U.S. Department of Agriculture: Animal and Plant Health Inspection Service


Date of this Version



Avery, M.L. (2020) Monk Parakeet (Myiopsitta monachus Boddaert, 1783). In: Downs, C.T. and Hart, L.A. (eds) Invasive Birds: Global Trends and Impacts. CAB International, Wallingford, UK, pp. 76-84.


US gov't work


Common Names: Monk Parakeet, Quaker Parakeet, Quaker Parrot, Quaker Conure, Grey-headed Parakeet

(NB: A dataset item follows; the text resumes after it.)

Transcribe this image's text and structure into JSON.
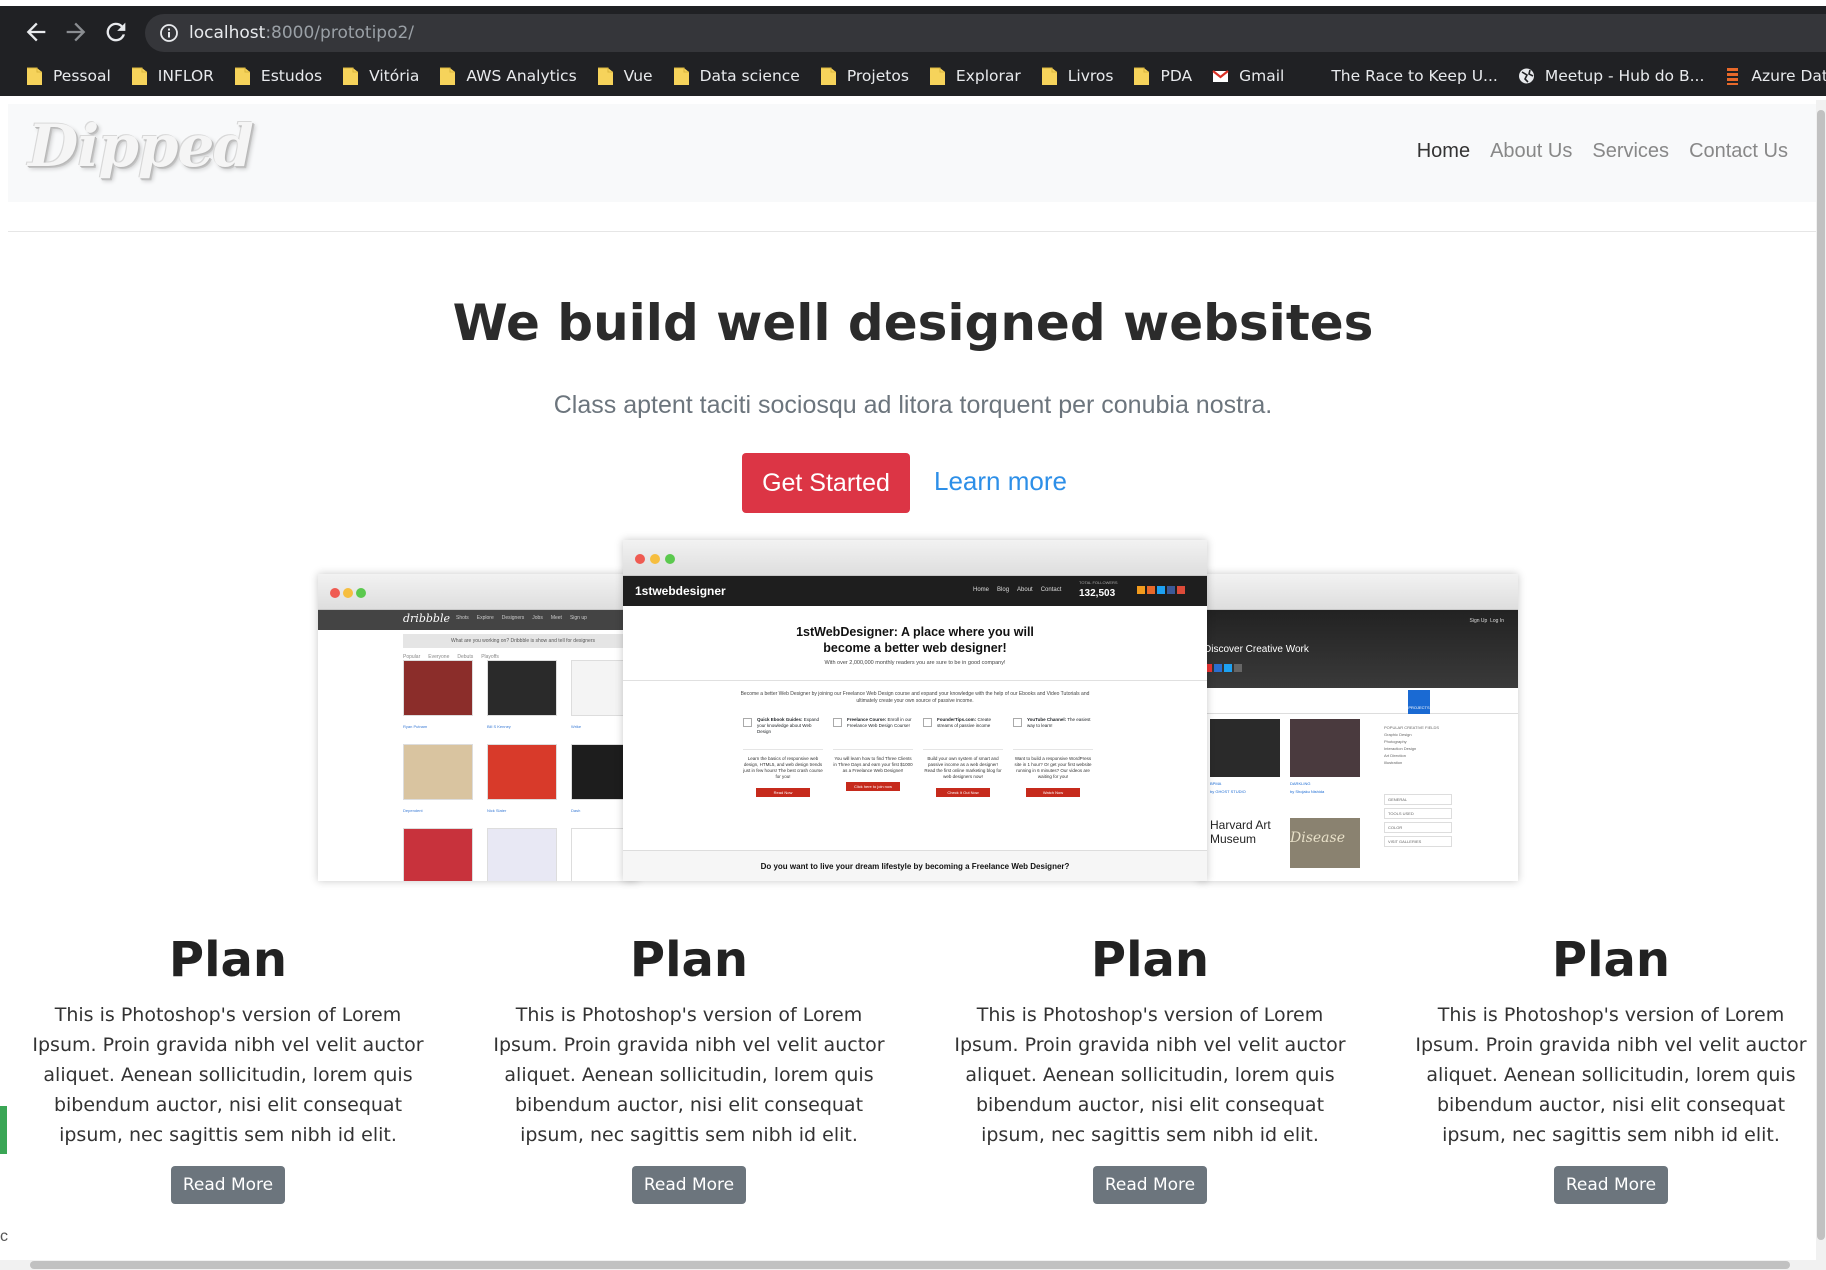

The natural distribution of the Monk Parakeet (Myiopsitta monachus Boddaert, 1783) extends from southern Bolivia, through Paraguay, southern Brazil and Uruguay to southern Argentina (Fig. 10.1 ). It is documented as invasive in a range of countries, and of these, there are at least 17 countries where they are breeding in the wild, as detailed below. ...

The Monk Parakeet is among the most successful invasive bird species in the world. Unlike many other invasive birds, such as the Ring-necked Parakeet (Psittacula krameri) and the Common Myna (Acridotheres tristis), there is no evidence that invasive Monk Parakeets compete with or otherwise negatively affect native species. Their economic impact on agricultural crops has been limited to date, but reports from Spain (Senar et al., 2016) and Israel (Postigo et al., 2017) suggest that serious problems might be developing in some countries. The unique nest-building behaviour of Monk Parakeets does create serious problems for electric utility companies (Avery et al., 2006) and in at least one instance prompted an eradication effort (Godbeer, 2014). Several factors contribute to the success of the Monk Parakeet as an invasive species: